We were on the ledge. The Going-to-the-Sun Road was a dizzying 100 feet below us. I tried to exude confidence, but I was, in fact, a little nervous. We were on the first mile of our hike on the famous Highline Trail at Glacier National Park in Montana. The ledge was only 6 feet wide, and it wound its way for over a quarter of a mile in front of us. To our right was a sheer granite cliff, and the Park Service had helpfully attached a heavy steel cable, which I was gripping rather tightly as I made my way forward. To our left was a spectacular panoramic view of mountain peaks and deep valleys, which I was determinedly ignoring for fear of losing my footing and plummeting to my grizzly death. My thoughts shifted to my son Elijah, who was making his way along the ledge behind me.

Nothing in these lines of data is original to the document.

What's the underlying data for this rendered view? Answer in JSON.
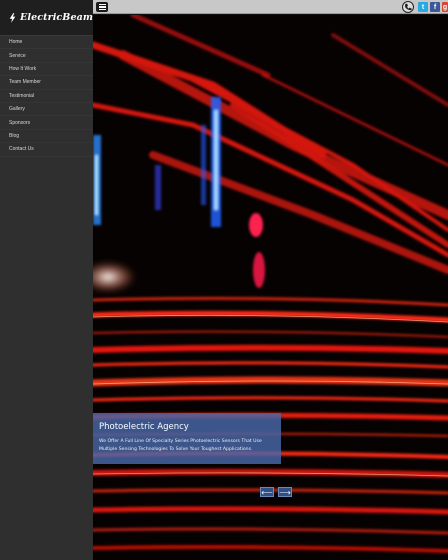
{
  "brand": {
    "name": "ElectricBeam"
  },
  "nav": {
    "items": [
      "Home",
      "Service",
      "How It Work",
      "Team Member",
      "Testimonial",
      "Gallery",
      "Sponsors",
      "Blog",
      "Contact Us"
    ]
  },
  "topbar": {
    "menu_icon": "hamburger-icon",
    "icons": [
      "phone-icon",
      "twitter-icon",
      "facebook-icon",
      "google-plus-icon"
    ],
    "twitter_glyph": "t",
    "facebook_glyph": "f",
    "google_glyph": "g"
  },
  "slider": {
    "caption_title": "Photoelectric Agency",
    "caption_text": "We Offer A Full Line Of Specialty Series Photoelectric Sensors That Use Multiple Sensing Technologies To Solve Your Toughest Applications.",
    "prev_label": "⟵",
    "next_label": "⟶"
  },
  "colors": {
    "sidebar": "#2f2f2f",
    "caption_bg": "#4868aa",
    "accent_red": "#e0201a"
  }
}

He had a paralyzing fear of heights since he was a young boy. I remember him trying to climb viewing platforms at various state parks on previous family trips, and he always turned back before reaching the second or third flight of stairs. He was now 13, and I knew he had been working to overcome his fear of heights. But this was something else entirely. This was a cliff, and there were loose rocks along the trail.
I gripped tightly to the hand cable and glanced back at him. He looked up and smiledat me. What the heck was going on? He looked more confident than I felt. I turned back around and continued along the trail, wondering what had happened to my son.
We arrived at a more reasonable section of the trail, and I pulled up next to him, asking him about his experience on the ledge. He admitted that he was a little nervous, but he knew he could handle it. He reminded me that he tried high ropes for the first time at camp earlier in the summer.
I thought back to his camp experience. He went to Luther Park in Chetek, WI this year. Before that, he had been to my home camp for 5 consecutive summers. But his church confirmation group was going to Luther Park, so he had to try out a new camp. I remember driving him home from camp. Since I study camp experiences, I am always on the lookout for those exceptional experiences where a camper shows marked growth in self-confidence, faith, leadership, and other outcomes. Elijah did not show signs of a particularly remarkable experience in the days and weeks following camp at Luther Park. I was pleased that he had fun, but I did not notice any significant changes until 6 weeks later, when we were on the Highline Trail.
As we hiked, we talked again about his experience at Luther Park. He told me all about the high ropes course. There were other boys in his cabin who also had a fear of heights, but each of them climbed to the top of the course and negotiated the challenge elements. In this way, they helped each other overcome their fears. He told me about some of the other things he did for the first time at Luther Park, including paddle boarding, which he really enjoyed.
As we walked and talked, I wondered anew at the power of the camp experience. Some impacts are not apparent right away. It can sometimes take weeks, months, or even years for impacts of the camp experience to manifest in everyday life. For Elijah, attending a new camp provided a novel experience with unique opportunities for growth.
In the Effective Camp Project, 95% of campers agreed that they tried something new at camp. One question we ask every year on the camper survey is how much they agree with, “I like going out of my comfort zone and trying new things.” From the first day to the last day of camp, this is one of the items where we see the most growth in agreement level. One of the great benefits of the camp experience is often increased self-confidence and being comfortable trying something new.
We had a great hike along the Highline Trail. It was, hands down, the most spectacular hike I have ever been on. We saw mountain goats, stunning views, and an incredible overlook of Grinnell Glacier. The highlight of the hike for me, though, was seeing the growth in my son, nurtured with a great experience at Luther Park Bible Camp.